Pressure movement is more of pulling an opponent out of his or her base position. In Singles, this can be done by hitting to the four corners to 'jerk' the opponent around. This is fundamentally to exploit a slight 'decision-making' mistake of the opponent when he or she is recovering back to base position. This can even be used to exploit the opponent's footwork...and stamina over a long match. This a bread and butter tactic in singles and rarely used in advanced doubles game. Other words, people often used is 'control'. This implies that one can control the opponent's movement in the court. The key is to make the opponent, move 'late' to the shuttle, while you reach the shuttle 'earlier', which means the initiave belongs to you. Once your opponent is late, you can do a deceptive holds/flicks, drops, unreturnable tumbles, outright kill or even clear winners. That's why coaches often tell their students to take the shuttle early and at the highest point...this puts your opponent under a lot of pressure.
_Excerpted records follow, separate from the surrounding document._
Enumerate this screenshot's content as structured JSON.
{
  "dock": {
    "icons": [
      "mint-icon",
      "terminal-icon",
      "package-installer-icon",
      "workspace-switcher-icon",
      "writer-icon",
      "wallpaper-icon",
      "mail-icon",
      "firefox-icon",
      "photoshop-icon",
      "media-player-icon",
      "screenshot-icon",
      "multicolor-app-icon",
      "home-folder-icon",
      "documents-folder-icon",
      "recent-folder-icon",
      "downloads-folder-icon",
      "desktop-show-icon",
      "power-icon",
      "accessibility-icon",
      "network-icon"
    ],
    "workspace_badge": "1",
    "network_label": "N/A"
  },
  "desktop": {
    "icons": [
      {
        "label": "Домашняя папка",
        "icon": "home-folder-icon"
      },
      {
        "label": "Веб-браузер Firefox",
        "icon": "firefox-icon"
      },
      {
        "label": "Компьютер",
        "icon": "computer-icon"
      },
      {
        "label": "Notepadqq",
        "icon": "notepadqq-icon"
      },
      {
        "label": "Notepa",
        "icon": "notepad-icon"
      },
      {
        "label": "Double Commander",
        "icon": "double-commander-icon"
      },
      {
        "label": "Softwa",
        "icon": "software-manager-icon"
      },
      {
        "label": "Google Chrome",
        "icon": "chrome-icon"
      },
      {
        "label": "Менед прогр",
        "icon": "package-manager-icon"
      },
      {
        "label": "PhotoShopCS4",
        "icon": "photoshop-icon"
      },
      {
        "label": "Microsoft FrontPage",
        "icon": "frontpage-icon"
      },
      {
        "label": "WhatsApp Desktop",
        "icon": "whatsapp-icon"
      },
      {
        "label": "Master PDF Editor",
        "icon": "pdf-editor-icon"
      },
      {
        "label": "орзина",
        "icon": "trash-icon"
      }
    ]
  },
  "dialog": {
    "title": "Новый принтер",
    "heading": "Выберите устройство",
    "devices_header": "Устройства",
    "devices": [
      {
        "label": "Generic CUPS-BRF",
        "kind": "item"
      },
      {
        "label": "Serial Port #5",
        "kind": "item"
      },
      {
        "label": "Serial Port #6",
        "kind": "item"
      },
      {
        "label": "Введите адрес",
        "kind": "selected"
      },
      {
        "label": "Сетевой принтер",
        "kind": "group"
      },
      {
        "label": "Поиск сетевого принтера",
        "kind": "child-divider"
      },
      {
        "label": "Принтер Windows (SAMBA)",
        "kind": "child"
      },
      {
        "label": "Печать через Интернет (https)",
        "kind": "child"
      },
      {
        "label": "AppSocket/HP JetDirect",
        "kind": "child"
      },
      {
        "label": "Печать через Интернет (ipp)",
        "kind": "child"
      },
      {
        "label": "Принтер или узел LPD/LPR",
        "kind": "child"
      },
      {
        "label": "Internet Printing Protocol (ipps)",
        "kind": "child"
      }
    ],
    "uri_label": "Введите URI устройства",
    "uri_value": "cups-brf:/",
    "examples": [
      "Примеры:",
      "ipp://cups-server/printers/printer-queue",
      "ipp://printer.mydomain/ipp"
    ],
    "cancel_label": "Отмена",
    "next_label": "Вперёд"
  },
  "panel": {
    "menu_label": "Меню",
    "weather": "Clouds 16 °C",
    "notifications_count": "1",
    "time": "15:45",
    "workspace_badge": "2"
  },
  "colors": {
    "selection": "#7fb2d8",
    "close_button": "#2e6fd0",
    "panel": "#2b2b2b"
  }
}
Shot making pressure

This is a fundamental concept in high level badminton. The bread and butter of doubles is the attacking play, meaning hitting the shuttle downwards. As a good doubles pair work togetther in an attacking position, e.g. the front/back position the net person covers the net while the partner pumps in smashes and fast drops. By smashing and even driving, you put your opponents under shot making pressure. This means they must return the shot quickly and safely so that the you and your partner cannot kill the shot. For example, in the defensive stance, it's difficult to continuous lift smashes cleanly to the baseline or blocks (to surprise opposing net player). The defender is under tremendous shot making pressure and can easily make mistakes. As for drives, another important tool in doubles is to sieze the initiative by forcing opponents to lift the shuttle. The mishit of a fast drive usually end up at the net. The drive or a fast push (in this example) can also be use as a pressure movement shot by placing it fast and low to an unprotected corner.
A slight mishit or a half-court lift can result from a well place drive or slower push. But basically a drive must be remembered as a shot to force opponent to lift the shuttle. GIFSoup